======== Data extracts ========
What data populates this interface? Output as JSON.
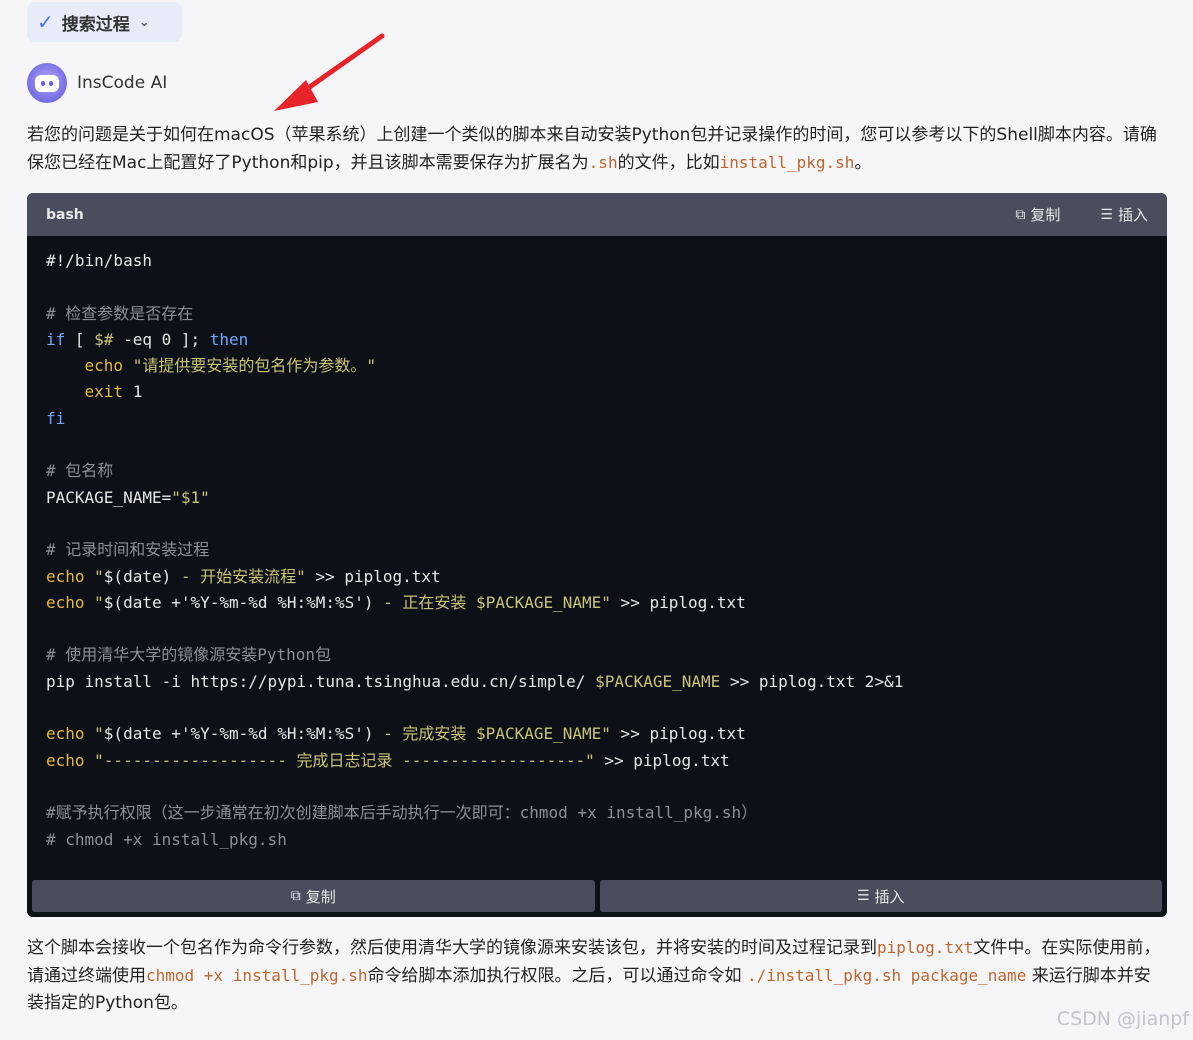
{
  "search_pill": {
    "label": "搜索过程"
  },
  "bot": {
    "name": "InsCode AI"
  },
  "para1": {
    "t1": "若您的问题是关于如何在macOS（苹果系统）上创建一个类似的脚本来自动安装Python包并记录操作的时间，您可以参考以下的Shell脚本内容。请确保您已经在Mac上配置好了Python和pip，并且该脚本需要保存为扩展名为",
    "code1": ".sh",
    "t2": "的文件，比如",
    "code2": "install_pkg.sh",
    "t3": "。"
  },
  "code_block": {
    "lang": "bash",
    "copy_label": "复制",
    "insert_label": "插入",
    "footer_copy_label": "复制",
    "footer_insert_label": "插入",
    "lines": {
      "l01": "#!/bin/bash",
      "l03": "# 检查参数是否存在",
      "l04a": "if",
      "l04b": " [ ",
      "l04c": "$#",
      "l04d": " -eq 0 ]; ",
      "l04e": "then",
      "l05a": "    echo",
      "l05b": " \"请提供要安装的包名作为参数。\"",
      "l06a": "    exit",
      "l06b": " 1",
      "l07": "fi",
      "l09": "# 包名称",
      "l10a": "PACKAGE_NAME=",
      "l10b": "\"$1\"",
      "l12": "# 记录时间和安装过程",
      "l13a": "echo",
      "l13b": " \"",
      "l13c": "$(date)",
      "l13d": " - 开始安装流程\"",
      "l13e": " >> piplog.txt",
      "l14a": "echo",
      "l14b": " \"",
      "l14c": "$(date +'%Y-%m-%d %H:%M:%S')",
      "l14d": " - 正在安装 $PACKAGE_NAME\"",
      "l14e": " >> piplog.txt",
      "l16": "# 使用清华大学的镜像源安装Python包",
      "l17a": "pip install -i https://pypi.tuna.tsinghua.edu.cn/simple/ ",
      "l17b": "$PACKAGE_NAME",
      "l17c": " >> piplog.txt 2>&1",
      "l19a": "echo",
      "l19b": " \"",
      "l19c": "$(date +'%Y-%m-%d %H:%M:%S')",
      "l19d": " - 完成安装 $PACKAGE_NAME\"",
      "l19e": " >> piplog.txt",
      "l20a": "echo",
      "l20b": " \"------------------- 完成日志记录 -------------------\"",
      "l20c": " >> piplog.txt",
      "l22": "#赋予执行权限（这一步通常在初次创建脚本后手动执行一次即可：chmod +x install_pkg.sh）",
      "l23": "# chmod +x install_pkg.sh"
    }
  },
  "para2": {
    "t1": "这个脚本会接收一个包名作为命令行参数，然后使用清华大学的镜像源来安装该包，并将安装的时间及过程记录到",
    "code1": "piplog.txt",
    "t2": "文件中。在实际使用前，请通过终端使用",
    "code2": "chmod +x install_pkg.sh",
    "t3": "命令给脚本添加执行权限。之后，可以通过命令如 ",
    "code3": "./install_pkg.sh package_name",
    "t4": " 来运行脚本并安装指定的Python包。"
  },
  "watermark": "CSDN @jianpf",
  "colors": {
    "arrow": "#e8232a",
    "accent": "#4a6cf7"
  }
}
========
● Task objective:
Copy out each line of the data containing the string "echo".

● Written reply:
      "l05a": "    echo",
      "l13a": "echo",
      "l14a": "echo",
      "l19a": "echo",
      "l20a": "echo",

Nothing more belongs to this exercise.